The hours: Three to five days a week, six to seven hours per day during the traditional school year (eight to nine months). Summer school hours may be available in some districts.
Median full-time pay: $23,640 per year
Qualifications: On-the-job training combined with a high school diploma. Some states or school districts may require additional education beyond high school. A college degree, related coursework in child development and previous experience helping special education students can open up job opportunities. Self-starters who can multitask and work independently are highly valued. Fluency in a second language, especially Spanish, is in demand. Many schools require previous experience in working with children and a valid driver’s license. Most require you to pass a background check. For more information, go to the websites of the American Federation of Teachers and the National Education Association.
4. Tour Guide
The nitty-gritty: Imagine steering a group of curious tourists around historic monuments in Washington, D.C., on a sunny, cherry blossom-bright day in April.

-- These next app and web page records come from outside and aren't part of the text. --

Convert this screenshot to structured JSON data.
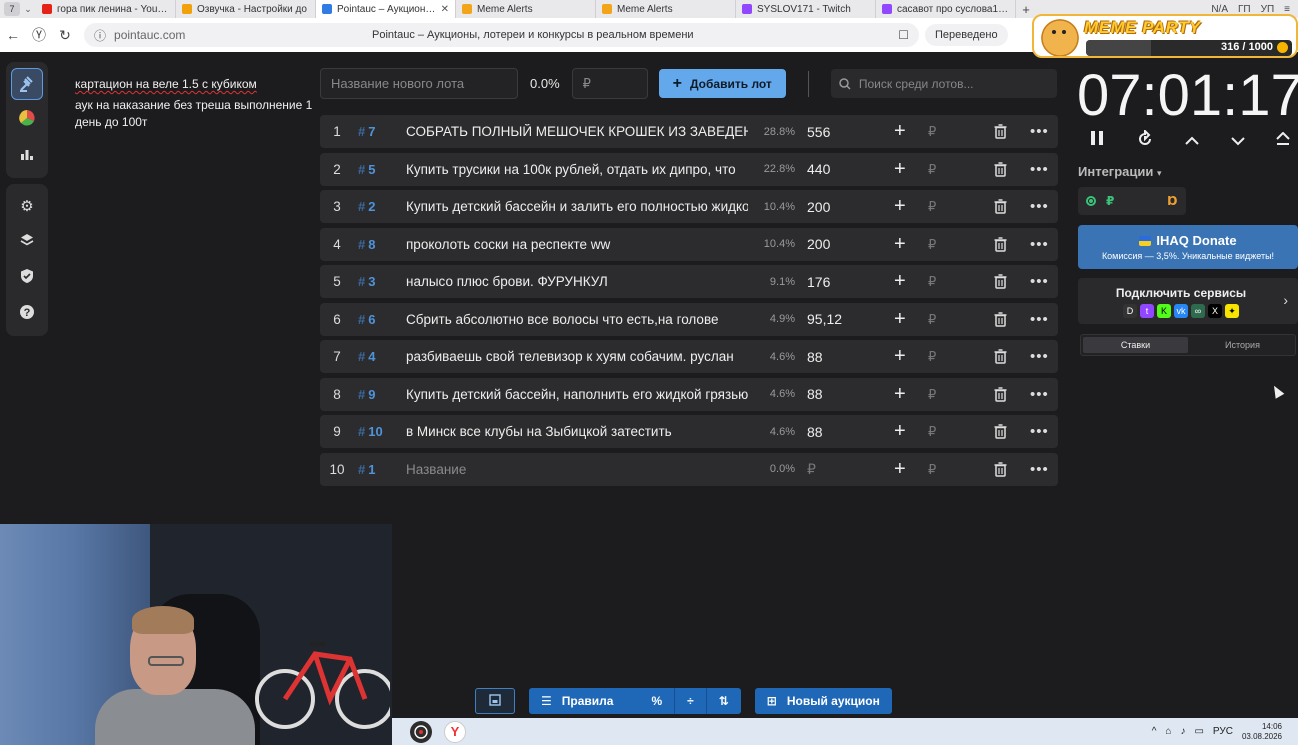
{
  "browser": {
    "tab_count": "7",
    "tabs": [
      {
        "title": "гора пик ленина - YouTube",
        "color": "#e62117",
        "active": false
      },
      {
        "title": "Озвучка - Настройки до",
        "color": "#f1a10a",
        "active": false
      },
      {
        "title": "Pointauc – Аукционы, л",
        "color": "#2f7ce4",
        "active": true
      },
      {
        "title": "Meme Alerts",
        "color": "#f3a51a",
        "active": false
      },
      {
        "title": "Meme Alerts",
        "color": "#f3a51a",
        "active": false
      },
      {
        "title": "SYSLOV171 - Twitch",
        "color": "#9146ff",
        "active": false
      },
      {
        "title": "сасавот про суслова171 -",
        "color": "#9146ff",
        "active": false
      }
    ],
    "tab_right": [
      "N/A",
      "ГП",
      "УП"
    ],
    "url": "pointauc.com",
    "page_title": "Pointauc – Аукционы, лотереи и конкурсы в реальном времени",
    "translate_label": "Переведено"
  },
  "overlay": {
    "brand": "MEME PARTY",
    "count": "316 / 1000",
    "progress": 0.316
  },
  "notes": [
    "картацион на веле 1.5 с кубиком",
    "аук на наказание без треша выполнение 1 день до 100т"
  ],
  "controls": {
    "name_placeholder": "Название нового лота",
    "percent": "0.0%",
    "amount_placeholder": "₽",
    "add_label": "Добавить лот",
    "search_placeholder": "Поиск среди лотов..."
  },
  "lots": [
    {
      "n": "1",
      "id": "7",
      "name": "СОБРАТЬ ПОЛНЫЙ МЕШОЧЕК КРОШЕК ИЗ ЗАВЕДЕНИЯ",
      "percent": "28.8%",
      "amount": "556"
    },
    {
      "n": "2",
      "id": "5",
      "name": "Купить трусики на 100к рублей, отдать их дипро, что",
      "percent": "22.8%",
      "amount": "440"
    },
    {
      "n": "3",
      "id": "2",
      "name": "Купить детский бассейн и залить его полностью жидкостью",
      "percent": "10.4%",
      "amount": "200"
    },
    {
      "n": "4",
      "id": "8",
      "name": "проколоть соски на респекте ww",
      "percent": "10.4%",
      "amount": "200"
    },
    {
      "n": "5",
      "id": "3",
      "name": "налысо плюс брови. ФУРУНКУЛ",
      "percent": "9.1%",
      "amount": "176"
    },
    {
      "n": "6",
      "id": "6",
      "name": "Сбрить абсолютно все волосы что есть,на голове",
      "percent": "4.9%",
      "amount": "95,12"
    },
    {
      "n": "7",
      "id": "4",
      "name": "разбиваешь свой телевизор к хуям собачим. руслан",
      "percent": "4.6%",
      "amount": "88"
    },
    {
      "n": "8",
      "id": "9",
      "name": "Купить детский бассейн, наполнить его жидкой грязью",
      "percent": "4.6%",
      "amount": "88"
    },
    {
      "n": "9",
      "id": "10",
      "name": "в Минск все клубы на Зыбицкой затестить",
      "percent": "4.6%",
      "amount": "88"
    },
    {
      "n": "10",
      "id": "1",
      "name": "Название",
      "percent": "0.0%",
      "amount": "₽",
      "placeholder": true
    }
  ],
  "timer": {
    "value": "07:01:17"
  },
  "integrations": {
    "label": "Интеграции",
    "donate_title": "IHAQ Donate",
    "donate_sub": "Комиссия — 3,5%. Уникальные виджеты!",
    "connect_title": "Подключить сервисы",
    "tabs": [
      "Ставки",
      "История"
    ]
  },
  "bottom": {
    "rules_label": "Правила",
    "new_auction_label": "Новый аукцион"
  },
  "taskbar": {
    "lang": "РУС",
    "time": "14:06",
    "date": "03.08.2026"
  }
}
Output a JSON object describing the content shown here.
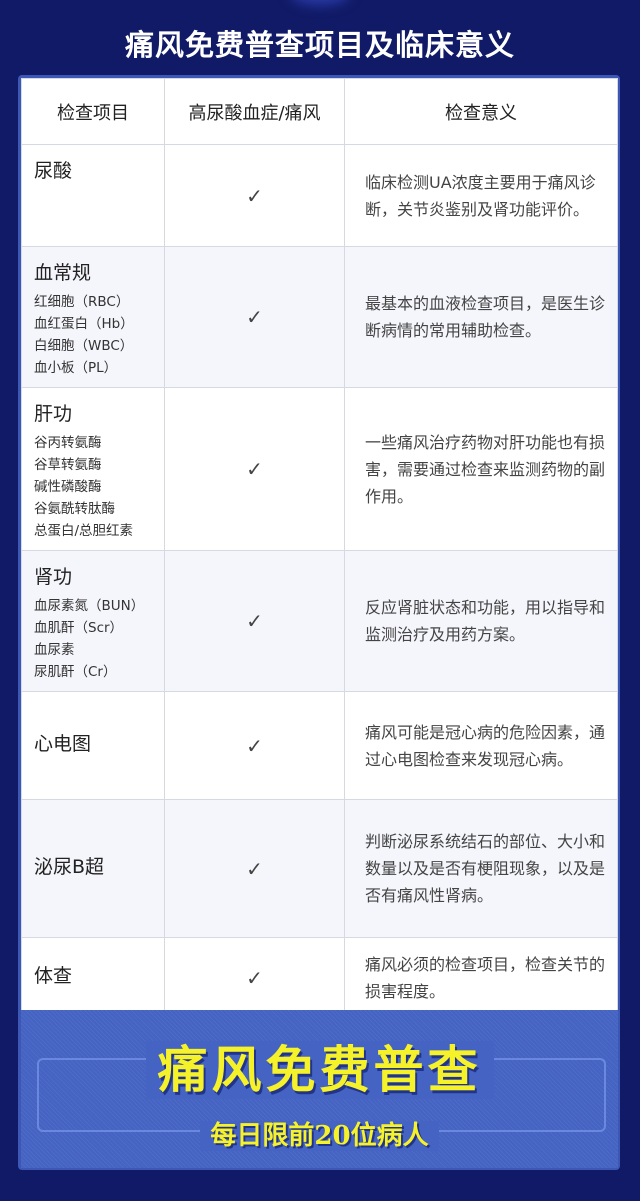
{
  "title": "痛风免费普查项目及临床意义",
  "table": {
    "headers": [
      "检查项目",
      "高尿酸血症/痛风",
      "检查意义"
    ],
    "rows": [
      {
        "item": "尿酸",
        "sub": "",
        "check": "✓",
        "meaning": "临床检测UA浓度主要用于痛风诊断，关节炎鉴别及肾功能评价。"
      },
      {
        "item": "血常规",
        "sub": "红细胞（RBC）\n血红蛋白（Hb）\n白细胞（WBC）\n血小板（PL）",
        "check": "✓",
        "meaning": "最基本的血液检查项目，是医生诊断病情的常用辅助检查。"
      },
      {
        "item": "肝功",
        "sub": "谷丙转氨酶\n谷草转氨酶\n碱性磷酸酶\n谷氨酰转肽酶\n总蛋白/总胆红素",
        "check": "✓",
        "meaning": "一些痛风治疗药物对肝功能也有损害，需要通过检查来监测药物的副作用。"
      },
      {
        "item": "肾功",
        "sub": "血尿素氮（BUN）\n血肌酐（Scr）\n血尿素\n尿肌酐（Cr）",
        "check": "✓",
        "meaning": "反应肾脏状态和功能，用以指导和监测治疗及用药方案。"
      },
      {
        "item": "心电图",
        "sub": "",
        "check": "✓",
        "meaning": "痛风可能是冠心病的危险因素，通过心电图检查来发现冠心病。"
      },
      {
        "item": "泌尿B超",
        "sub": "",
        "check": "✓",
        "meaning": "判断泌尿系统结石的部位、大小和数量以及是否有梗阻现象，以及是否有痛风性肾病。"
      },
      {
        "item": "体查",
        "sub": "",
        "check": "✓",
        "meaning": "痛风必须的检查项目，检查关节的损害程度。"
      }
    ]
  },
  "banner": {
    "title": "痛风免费普查",
    "subtitle": "每日限前20位病人"
  }
}
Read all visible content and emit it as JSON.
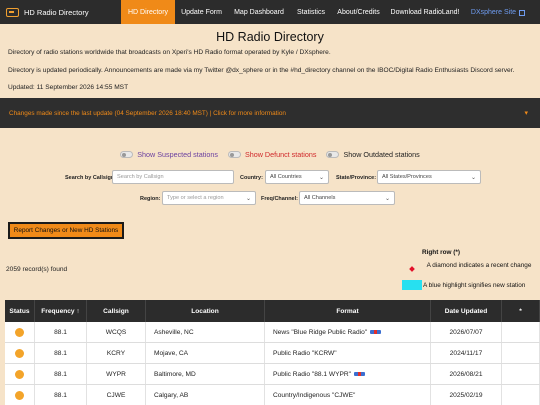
{
  "nav": {
    "brand": "HD Radio Directory",
    "items": [
      {
        "label": "HD Directory",
        "active": true
      },
      {
        "label": "Update Form",
        "active": false
      },
      {
        "label": "Map Dashboard",
        "active": false
      },
      {
        "label": "Statistics",
        "active": false
      },
      {
        "label": "About/Credits",
        "active": false
      },
      {
        "label": "Download RadioLand!",
        "active": false
      },
      {
        "label": "DXsphere Site",
        "active": false
      }
    ]
  },
  "page": {
    "title": "HD Radio Directory",
    "desc1": "Directory of radio stations worldwide that broadcasts on Xperi's HD Radio format operated by Kyle / DXsphere.",
    "desc2": "Directory is updated periodically. Announcements are made via my Twitter @dx_sphere or in the #hd_directory channel on the IBOC/Digital Radio Enthusiasts Discord server.",
    "updated": "Updated: 11 September 2026 14:55 MST"
  },
  "banner": {
    "text": "Changes made since the last update (04 September 2026 18:40 MST) | Click for more information",
    "caret": "▾"
  },
  "toggles": [
    {
      "label": "Show Suspected stations",
      "color": "#6a3fa0"
    },
    {
      "label": "Show Defunct stations",
      "color": "#d0282a"
    },
    {
      "label": "Show Outdated stations",
      "color": "#222222"
    }
  ],
  "search": {
    "callsign_label": "Search by Callsign:",
    "callsign_placeholder": "Search by Callsign",
    "country_label": "Country:",
    "country_value": "All Countries",
    "state_label": "State/Province:",
    "state_value": "All States/Provinces",
    "region_label": "Region:",
    "region_placeholder": "Type or select a region",
    "freq_label": "Freq/Channel:",
    "freq_value": "All Channels"
  },
  "report_button": "Report Changes or New HD Stations",
  "legend": {
    "title": "Right row (*)",
    "diamond_text": "A diamond indicates a recent change",
    "blue_text": "A blue highlight signifies new station"
  },
  "record_count": "2059 record(s) found",
  "table": {
    "headers": [
      "Status",
      "Frequency ↑",
      "Callsign",
      "Location",
      "Format",
      "Date Updated",
      "*"
    ],
    "rows": [
      {
        "freq": "88.1",
        "call": "WCQS",
        "loc": "Asheville, NC",
        "format": "News \"Blue Ridge Public Radio\"",
        "hd": true,
        "date": "2026/07/07"
      },
      {
        "freq": "88.1",
        "call": "KCRY",
        "loc": "Mojave, CA",
        "format": "Public Radio \"KCRW\"",
        "hd": false,
        "date": "2024/11/17"
      },
      {
        "freq": "88.1",
        "call": "WYPR",
        "loc": "Baltimore, MD",
        "format": "Public Radio \"88.1 WYPR\"",
        "hd": true,
        "date": "2026/08/21"
      },
      {
        "freq": "88.1",
        "call": "CJWE",
        "loc": "Calgary, AB",
        "format": "Country/Indigenous \"CJWE\"",
        "hd": false,
        "date": "2025/02/19"
      }
    ]
  }
}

That’s particularly true if you’re a history buff and have a knack for storytelling and showmanship. You need to have a mind for remembering dates and historical facts. You also must interact easily with everyone — from excitable school kids on a field trip to seniors hailing from all over the globe. Tour guide jobs pop up in various places that attract visitors. You might lead visitors through points of historical or local interest, pretzel factories, wineries, breweries and more, doling out tidbits of information in a narrative format. The downside is that it can be hard on the feet and the vocal cords, and the patter can become stiflingly rote. Your job is to dig down for a fresh and energetic performance each round. Many of these jobs are walking tours, although you may land one where you drive a vehicle, or go with a group on a park shuttle or monorail system. Depending on the assignment, you might have to stand up to eight hours per day or walk and climb stairs. Plus, you’ll need to be sharp-eyed to visually monitor guests to ensure compliance with security and safety rules. Less demanding openings, such as ticket-takers, program sellers or cashiers, are also generally available.
The hours: Varying schedules including days, evenings and weekends. It might be difficult to receive time off around peak tourist times, such as holidays and school vacations.
Hourly pay range: $8.22 to $18.05
Qualifications: Tour guides often receive on-the-job training from employers. The academic background required for a position varies according to the venue. Best skill: the ability to hang on to historical facts, dates and anecdotes and relate that information to visitors in a compelling way. Some cities require licensing, and applicants may have to pass a written exam covering factual knowledge of specific locations and city history. Some community colleges offer short-term courses in tour- and travel-related occupations. Certified Tour Professional (CTP) certification is offered through the National Tour Association.